As we entered the bottom of the main square, it didn’t look as if much was going on at first. The small, formal park at that end was as peaceful as ever; its palm-shaded benches were mostly unoccupied and its neat pathways were empty but for a few inline skaters lazily weaving along. But as we left the park, we could see that the upper end of the large, cobbled square was jam-packed with row upon row of Topolini – some 200 in all, we calculated – all freshly washed and polished as if dressed in their Sunday best, their chrome bumpers and door handles gleaming in the hazy sunshine. We joined the clusters of enthusiasts wandering among them, peering in through their windows, admiring this or that feature and chatting with their proud owners. There were a handful of early models with their subdued pastel paintwork and pale interiors, some even with suicide doors; there were the highly-tuned rally versions with their lowered suspension and flared wheel arches; and then there were the hippy ones with their tinted windows and psychedelic, two-tone colours. But most of all, there were simply the well-used and lovingly-restored ones looking as good as they had when they rolled off the production line, still in their factory colours, with their factory interiors and factory accessories.

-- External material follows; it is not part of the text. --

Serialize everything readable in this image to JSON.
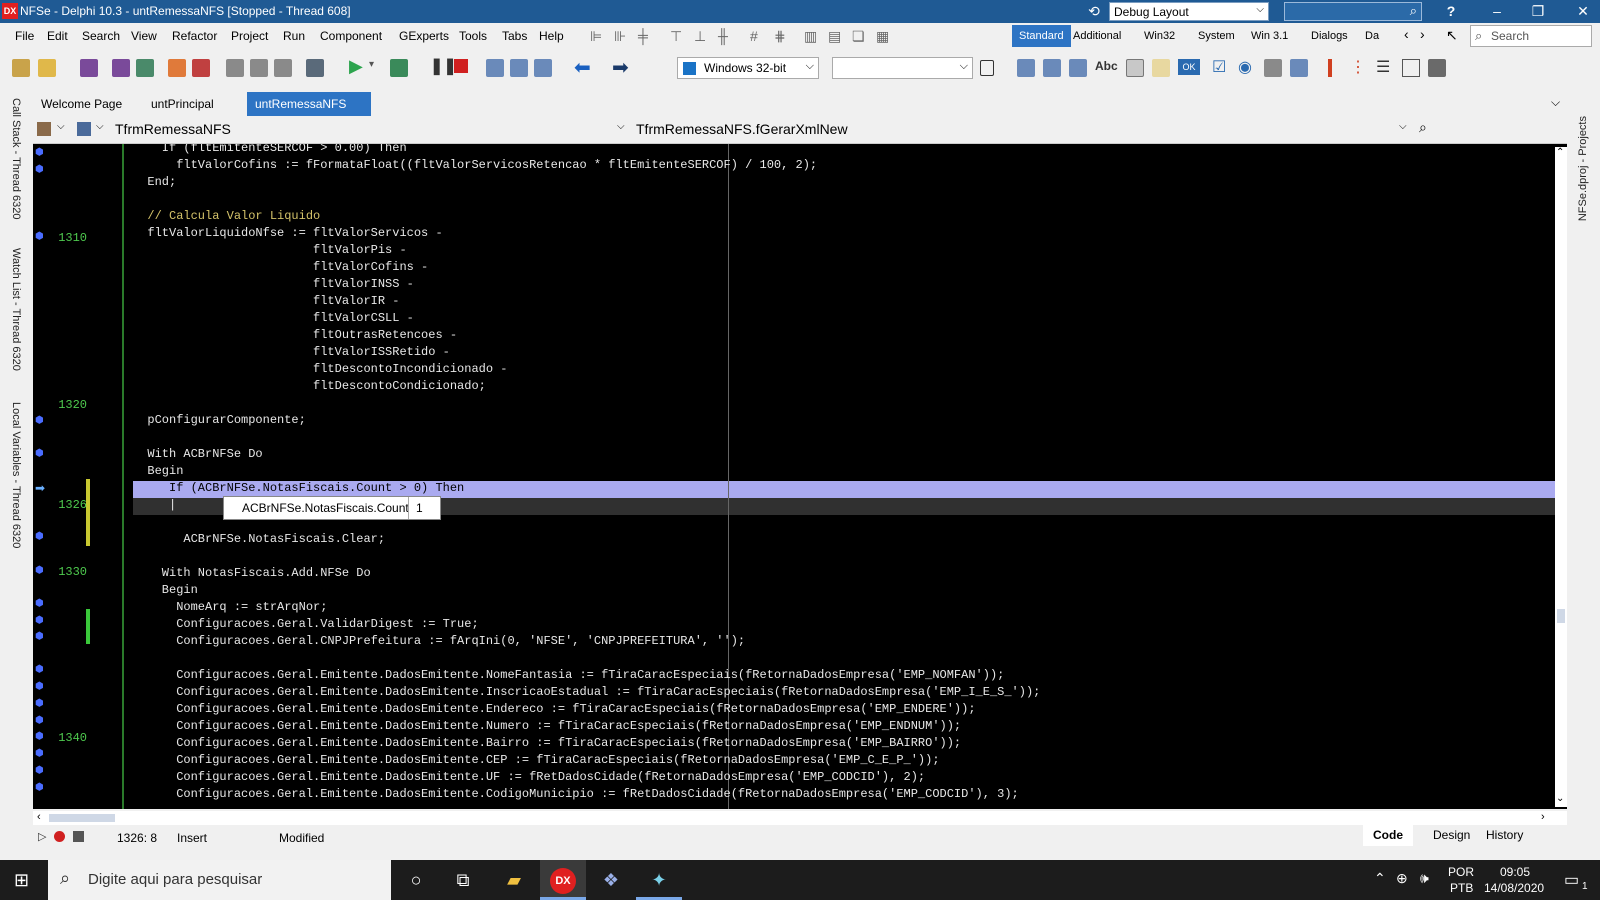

After about half an hour’s wandering among all these gorgeous Cinquini, we felt some kind of ripple pass through the crowd. As if at an unseen signal, the owners swiftly concluded their conversations, climbed into their cars and started their engines while everyone else moved to the corner of the square where it joins the road that runs round it. A single Cinquino on its own doesn’t make much noise, but the sound of 200 of them, all revving their engines as if they were on the grid at Imola, was pretty impressive. A couple of police bikes swept into position to keep the exit lane clear, and suddenly, after another invisible signal, they were off! One after another, the little cars roared off the square, round the corner and down towards the road that runs along the seafront, their drivers sounding their horns and gleefully waving to all the pedestrians who had stopped to watch the spectacle, while their passengers flourished Italian flags through the cars’ open sun rooves. Then in little more than five minutes the square was empty once more – but we could still hear all the cars in the distance, still hooting wildly and tearing around the town like a litter of boisterous puppies. So we walked back through the park and towards the beach, hoping to catch them on their way from down by the stadium and up to the harbour before they headed off up into the hills for the rest of their get-together. And sure enough, by the time we got there, the procession was already roaring along the seafront, which, much like the town centre, had almost come to a halt as practically everyone stopped to watch, wave, smile and take a couple of photos. In fact, I swear there were some in the crowd with the Italian version of our syndrome judging by the number of times I heard people exclaim “che carini!” But suddenly, the little topolini had all gone, disappearing in a faint cloud of exhaust fumes, and the excitement was all over for another year.
Next year, though, we could well be taking part in the procession, not just watching it…